|Under The Tree|
from the series, "The In-Betweens"
Feeling bewildered? Confused? Maybe you've taken too many painting classes. I realize I'm foolishly swimming against the tide here. There's a whole art market flooded with books, videos and workshops to help you learn to paint. "Read my books! Buy my videos! Take my workshop!" It can be overwhelming. Granted there are excellent, quintessential art instructors out there, many of whom I am grateful to have encountered on my own journey. But how is a gluttony of classes going to make you a better painter? I'm of the opinion that over-dosing on books, videos and classes, can distract you from the very thing you most need— the self confidence that comes from direct experience. Do you remember learning to ride a bike? Mom or Dad ran along beside you and your bike, with one hand on the back of the bike seat to steady your ride whenever you wobbled or tipped. You pedaled that bike. Now what if old Dad had grabbed your bike and pedaled off yelling, "Watch me! This is how you do it!" How do you think you'd learn to ride then?

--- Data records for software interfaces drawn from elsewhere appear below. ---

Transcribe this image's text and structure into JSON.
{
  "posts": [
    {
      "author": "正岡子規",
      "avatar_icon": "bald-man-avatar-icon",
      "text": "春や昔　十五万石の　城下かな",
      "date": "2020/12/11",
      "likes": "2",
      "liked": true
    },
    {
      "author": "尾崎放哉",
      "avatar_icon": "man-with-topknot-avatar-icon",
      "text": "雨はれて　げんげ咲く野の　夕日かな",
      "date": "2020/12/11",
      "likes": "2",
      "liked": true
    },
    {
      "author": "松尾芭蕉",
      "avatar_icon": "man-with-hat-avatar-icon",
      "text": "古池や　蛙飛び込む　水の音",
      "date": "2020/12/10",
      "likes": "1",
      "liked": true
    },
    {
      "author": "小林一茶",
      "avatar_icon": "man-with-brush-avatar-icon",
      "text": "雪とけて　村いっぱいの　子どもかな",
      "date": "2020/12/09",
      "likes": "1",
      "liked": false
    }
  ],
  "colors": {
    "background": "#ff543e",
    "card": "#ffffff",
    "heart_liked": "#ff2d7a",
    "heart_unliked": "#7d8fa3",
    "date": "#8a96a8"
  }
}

I meet so many students who just want to watch me paint. (And that is like watching a pot of water come to a boil— boring beyond belief.) "I'm a visual learner," they say. Many spend lifetimes watching others and never get around to painting themselves. I'm not saying watching demos is particularly wrong. I suppose watching others paint can be a pleasurable pastime. I suggest reserving those more passive experiences for later in a student's development. Direct experience should be your most trusted teacher. Personally, I hate watching someone else paint. I want to do it myself. Yes, I am influenced by others. We all are. But the new painting student needs to build inner resources from the very beginning or the art market will effectively "jump on her bike and run away with it". So I gear my teaching toward pushing the student back into themselves. I want students to learn to trust and rely on themselves from the beginning. I want them to develop confidence and above all— a sense of curiosity about the painting process.
Some do find that inner balance that allows them to discern the way forward with brush and paint. They thrill at the challenges, the inevitable wobbling this way and that, and keep right on painting. Curiosity and confidence are their best friends, feeding and supporting one and other. Learning watercolor is not so much about painting per se, as it is about finding the middle way through each and every situation you encounter be it a brush gummed up with too much pigment, or color diluted and drowned in too much water. Neither one is good or bad, but learning to flow with whatever circumstance you and your brush create is key. I call that playing in the gap. Suspend judgement and see what comes. That's why I teach, even though I hate watching other people paint.